┌──

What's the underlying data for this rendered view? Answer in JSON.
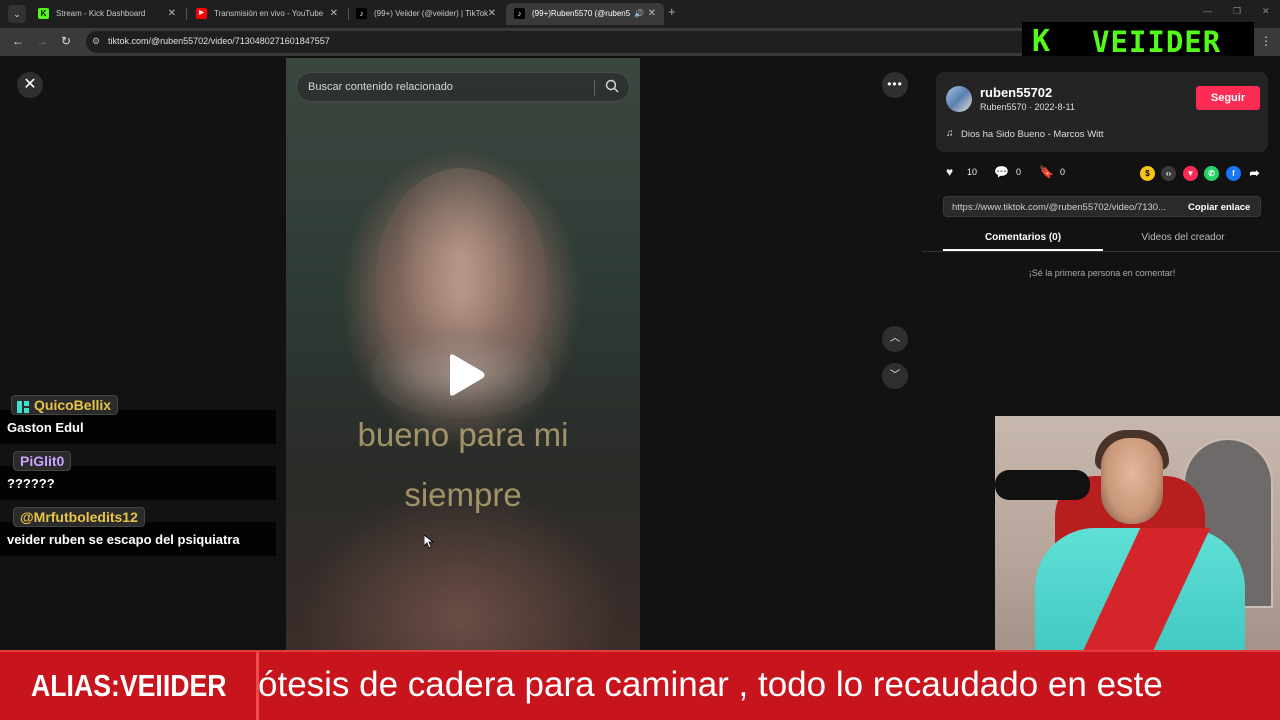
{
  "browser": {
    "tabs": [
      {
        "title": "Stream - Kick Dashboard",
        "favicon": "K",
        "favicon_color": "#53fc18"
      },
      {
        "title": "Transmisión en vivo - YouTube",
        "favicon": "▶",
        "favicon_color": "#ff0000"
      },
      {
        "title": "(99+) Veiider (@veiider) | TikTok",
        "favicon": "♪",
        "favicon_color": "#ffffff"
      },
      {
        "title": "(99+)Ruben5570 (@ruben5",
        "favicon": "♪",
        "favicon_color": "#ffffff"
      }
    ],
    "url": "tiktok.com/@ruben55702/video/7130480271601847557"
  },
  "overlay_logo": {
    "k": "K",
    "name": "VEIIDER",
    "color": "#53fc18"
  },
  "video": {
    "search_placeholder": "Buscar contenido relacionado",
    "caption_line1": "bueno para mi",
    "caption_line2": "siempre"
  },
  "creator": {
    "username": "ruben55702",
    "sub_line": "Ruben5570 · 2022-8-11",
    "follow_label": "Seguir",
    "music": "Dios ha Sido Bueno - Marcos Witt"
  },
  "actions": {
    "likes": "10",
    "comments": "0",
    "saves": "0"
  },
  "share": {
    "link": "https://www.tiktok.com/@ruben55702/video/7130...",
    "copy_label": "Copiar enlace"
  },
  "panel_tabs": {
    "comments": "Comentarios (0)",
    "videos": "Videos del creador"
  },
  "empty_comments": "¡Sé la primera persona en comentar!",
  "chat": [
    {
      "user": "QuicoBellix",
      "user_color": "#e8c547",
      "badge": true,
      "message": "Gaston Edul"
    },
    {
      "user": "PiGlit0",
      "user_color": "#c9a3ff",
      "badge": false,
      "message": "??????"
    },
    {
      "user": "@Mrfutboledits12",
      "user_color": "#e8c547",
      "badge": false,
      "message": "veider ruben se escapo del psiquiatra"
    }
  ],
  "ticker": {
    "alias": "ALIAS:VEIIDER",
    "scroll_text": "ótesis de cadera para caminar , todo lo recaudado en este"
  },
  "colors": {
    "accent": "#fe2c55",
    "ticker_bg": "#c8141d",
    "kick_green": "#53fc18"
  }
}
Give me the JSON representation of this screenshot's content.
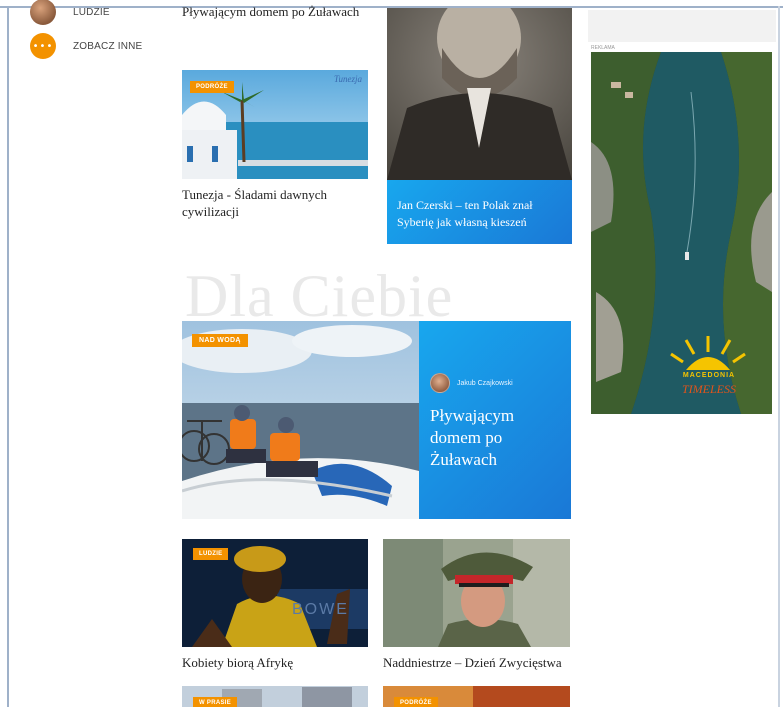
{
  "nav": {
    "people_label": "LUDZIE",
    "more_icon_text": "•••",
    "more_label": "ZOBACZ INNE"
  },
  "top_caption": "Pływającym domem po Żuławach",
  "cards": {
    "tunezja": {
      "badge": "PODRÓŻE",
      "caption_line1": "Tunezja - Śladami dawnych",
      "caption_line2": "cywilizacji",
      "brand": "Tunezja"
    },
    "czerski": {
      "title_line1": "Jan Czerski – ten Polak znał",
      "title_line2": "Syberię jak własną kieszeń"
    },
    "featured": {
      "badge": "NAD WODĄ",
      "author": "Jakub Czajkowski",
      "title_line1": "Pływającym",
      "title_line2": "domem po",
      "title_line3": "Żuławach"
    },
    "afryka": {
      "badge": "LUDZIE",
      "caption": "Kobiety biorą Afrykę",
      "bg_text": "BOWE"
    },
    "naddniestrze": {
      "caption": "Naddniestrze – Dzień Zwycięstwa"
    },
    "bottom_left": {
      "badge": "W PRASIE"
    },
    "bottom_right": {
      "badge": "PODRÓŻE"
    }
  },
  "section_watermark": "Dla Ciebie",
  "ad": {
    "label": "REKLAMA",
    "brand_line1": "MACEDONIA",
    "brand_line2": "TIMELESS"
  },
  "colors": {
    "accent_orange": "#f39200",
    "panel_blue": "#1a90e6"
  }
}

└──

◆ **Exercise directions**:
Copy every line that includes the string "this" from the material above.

◆ **Exercise solution**:
What's the underlying data for this rendered view? Answer in JSON.
Give me the JSON representation of this screenshot's content.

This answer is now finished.